High rates of treatment resistant depression or pain occur in those people who misuse intoxicating substances. Treatment-resistance (TR) causes self-medicating misuse but the increased incidence of TR can in turn be caused by misuse – it can be very difficult to discern “chicken from egg” in these situations. Substance misuse is associated with a number of mental health disorders – a study of people hospitalized for suicide attempts found that those who were alcoholics were 75 times more likely to go on to successfully commit suicide than non-alcoholic suicide attempters. About 15 percent of alcoholics commit suicide. Abuse of other drugs is also associated with an increased risk of suicide. About 33 percent of suicides in the “millennial generation” are related to alcohol or other substance misuse.

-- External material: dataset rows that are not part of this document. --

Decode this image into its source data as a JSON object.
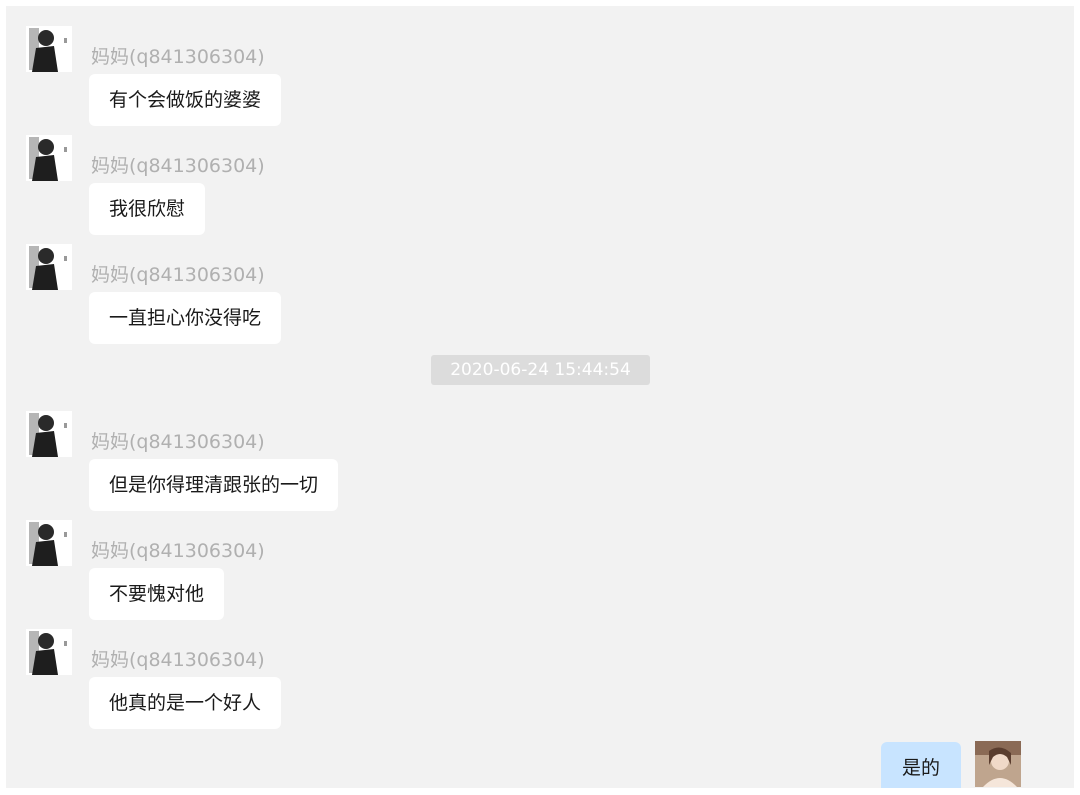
{
  "contact": {
    "name": "妈妈(q841306304)"
  },
  "messages_before": [
    {
      "sender": "妈妈(q841306304)",
      "text": "有个会做饭的婆婆"
    },
    {
      "sender": "妈妈(q841306304)",
      "text": "我很欣慰"
    },
    {
      "sender": "妈妈(q841306304)",
      "text": "一直担心你没得吃"
    }
  ],
  "timestamp": "2020-06-24 15:44:54",
  "messages_after": [
    {
      "sender": "妈妈(q841306304)",
      "text": "但是你得理清跟张的一切"
    },
    {
      "sender": "妈妈(q841306304)",
      "text": "不要愧对他"
    },
    {
      "sender": "妈妈(q841306304)",
      "text": "他真的是一个好人"
    }
  ],
  "self_message": {
    "text": "是的"
  },
  "colors": {
    "chat_background": "#f2f2f2",
    "incoming_bubble": "#ffffff",
    "outgoing_bubble": "#c8e4ff",
    "sender_name": "#b0b0b0",
    "timestamp_bg": "#dcdcdc"
  },
  "icons": {
    "contact_avatar": "avatar-photo-woman-dark",
    "self_avatar": "avatar-photo-woman-light"
  }
}
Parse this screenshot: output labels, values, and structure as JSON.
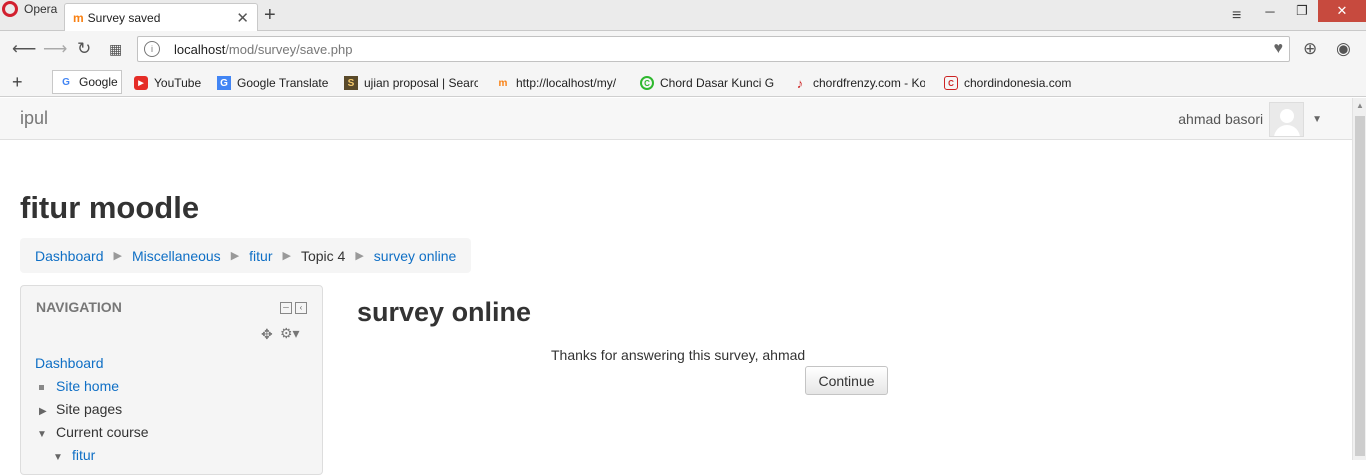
{
  "browser": {
    "app_label": "Opera",
    "tab": {
      "title": "Survey saved",
      "favicon": "m"
    },
    "address": {
      "host": "localhost",
      "path": "/mod/survey/save.php"
    },
    "bookmarks": [
      {
        "label": "Google",
        "icon": "google-icon"
      },
      {
        "label": "YouTube",
        "icon": "youtube-icon"
      },
      {
        "label": "Google Translate",
        "icon": "translate-icon"
      },
      {
        "label": "ujian proposal | Searc",
        "icon": "bookmark-icon"
      },
      {
        "label": "http://localhost/my/",
        "icon": "moodle-icon"
      },
      {
        "label": "Chord Dasar Kunci Gi",
        "icon": "chord-icon"
      },
      {
        "label": "chordfrenzy.com - Ko",
        "icon": "guitar-icon"
      },
      {
        "label": "chordindonesia.com",
        "icon": "chord-indonesia-icon"
      }
    ],
    "colors": {
      "window_close": "#c74a3e",
      "opera_red": "#d2202f"
    }
  },
  "site": {
    "brand": "ipul",
    "user_name": "ahmad basori"
  },
  "page": {
    "heading": "fitur moodle",
    "breadcrumb": [
      "Dashboard",
      "Miscellaneous",
      "fitur",
      "Topic 4",
      "survey online"
    ],
    "main_title": "survey online",
    "message": "Thanks for answering this survey, ahmad",
    "continue_label": "Continue"
  },
  "navigation": {
    "title": "NAVIGATION",
    "items": [
      "Dashboard",
      "Site home",
      "Site pages",
      "Current course",
      "fitur"
    ]
  },
  "colors": {
    "link": "#0f6fc5",
    "text": "#333333"
  }
}
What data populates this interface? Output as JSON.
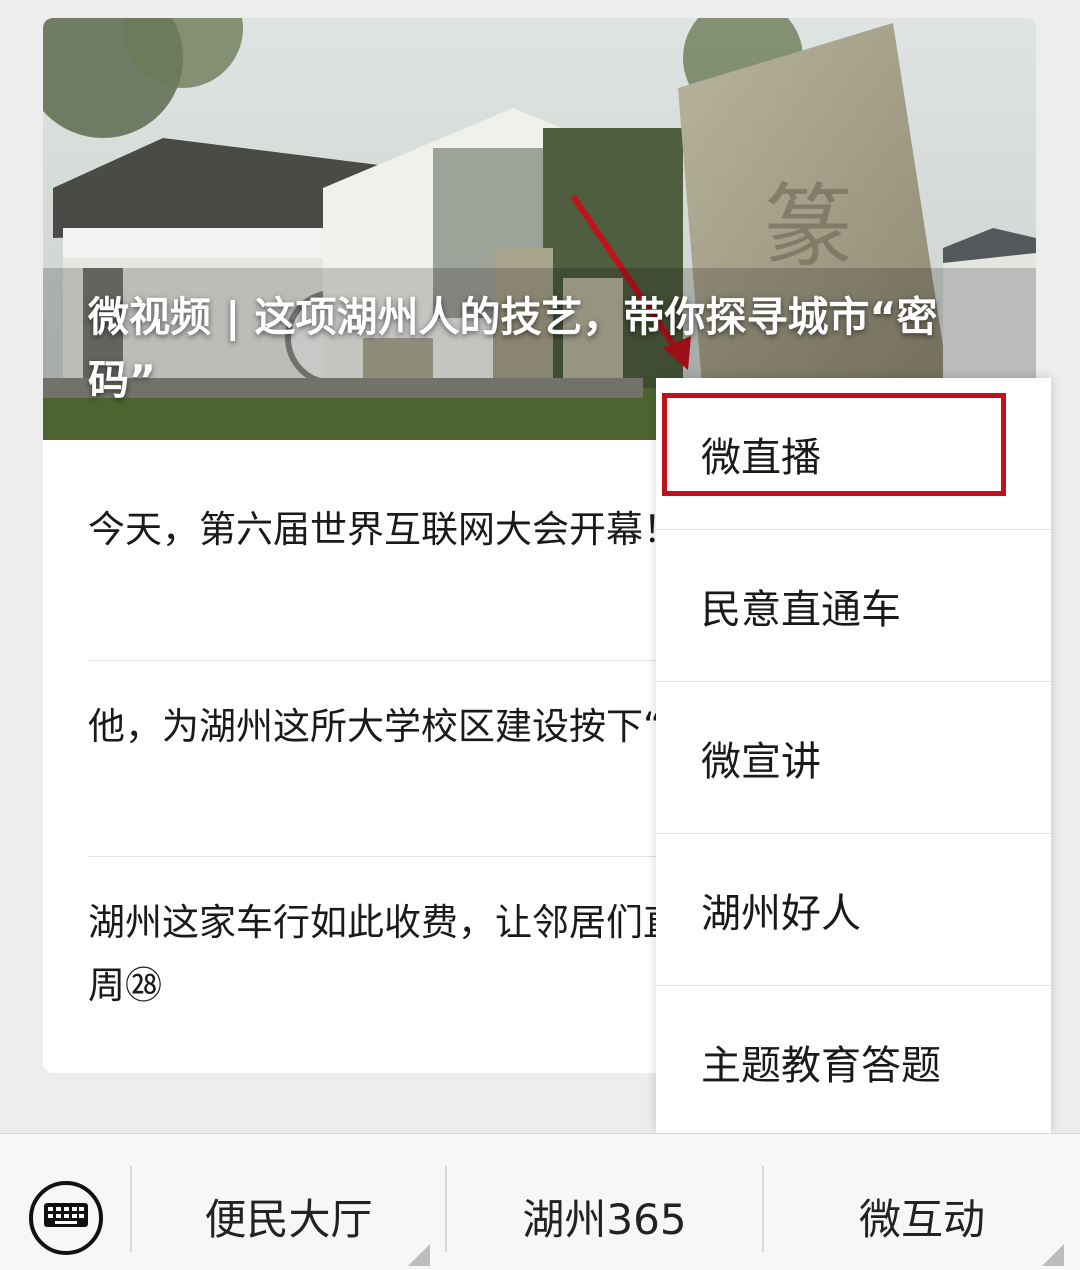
{
  "card": {
    "cover_title": "微视频 | 这项湖州人的技艺，带你探寻城市“密码”",
    "articles": [
      "今天，第六届世界互联网大会开幕！大黑科技抢先体验",
      "他，为湖州这所大学校区建设按下“快进键”",
      "湖州这家车行如此收费，让邻居们直呼“公平”| 文明这一周㉘"
    ]
  },
  "menu": {
    "items": [
      "微直播",
      "民意直通车",
      "微宣讲",
      "湖州好人",
      "主题教育答题"
    ],
    "highlighted_item": "微直播"
  },
  "bottom_bar": {
    "keyboard_icon": "keyboard-icon",
    "tabs": [
      "便民大厅",
      "湖州365",
      "微互动"
    ]
  },
  "colors": {
    "highlight_border": "#c1121c",
    "arrow": "#c1121c",
    "background": "#ededed"
  }
}
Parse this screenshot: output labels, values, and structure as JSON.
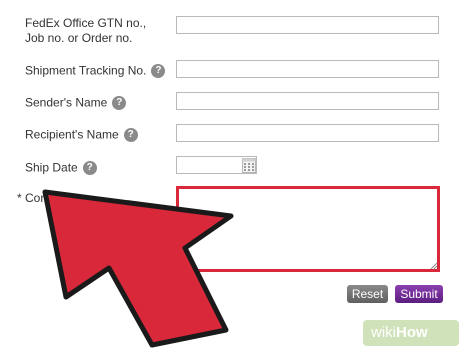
{
  "form": {
    "gtn_label_line1": "FedEx Office GTN no.,",
    "gtn_label_line2": "Job no. or Order no.",
    "tracking_label": "Shipment Tracking No.",
    "sender_label": "Sender's Name",
    "recipient_label": "Recipient's Name",
    "ship_date_label": "Ship Date",
    "required_marker": "*",
    "comments_label": "Comments",
    "help_glyph": "?",
    "gtn_value": "",
    "tracking_value": "",
    "sender_value": "",
    "recipient_value": "",
    "ship_date_value": "",
    "comments_value": ""
  },
  "buttons": {
    "reset_label": "Reset",
    "submit_label": "Submit"
  },
  "icons": {
    "help": "question-circle-icon",
    "calendar": "calendar-icon",
    "resize": "resize-grip-icon",
    "pointer": "arrow-icon"
  },
  "colors": {
    "highlight": "#d8283a",
    "arrow": "#d8283a",
    "submit": "#6a2a90",
    "reset": "#7a7a7a",
    "help_icon": "#8a8a8a"
  },
  "watermark": {
    "part1": "wiki",
    "part2": "How"
  }
}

Interpersonal skills are significantly impaired in people who misuse intoxicants due to the neurotoxic effects on the brain, especially the “higher-order areas” such as the prefrontal (anterior) cortex of the brain.
Approximately half of all patients attending mental health services for conditions including anxiety will have co-morbid misuse of intoxicants. Moderate drinking can cause rebound syndromes in patients previously treated for various neuropsychiatric disorders (for example, suddenly increased depression or anxiety) and can also cause sleep disorders. Moreover the misuse of intoxicants will interfere with the treatment of those clinical symptoms associated with the complex co-existing conditionsfrequently found in these patients. In our clinic, we believe that addressing the misuse of intoxicants is critical to the successful treatment of treatment resistant neurologic or neuropsychiatric illness.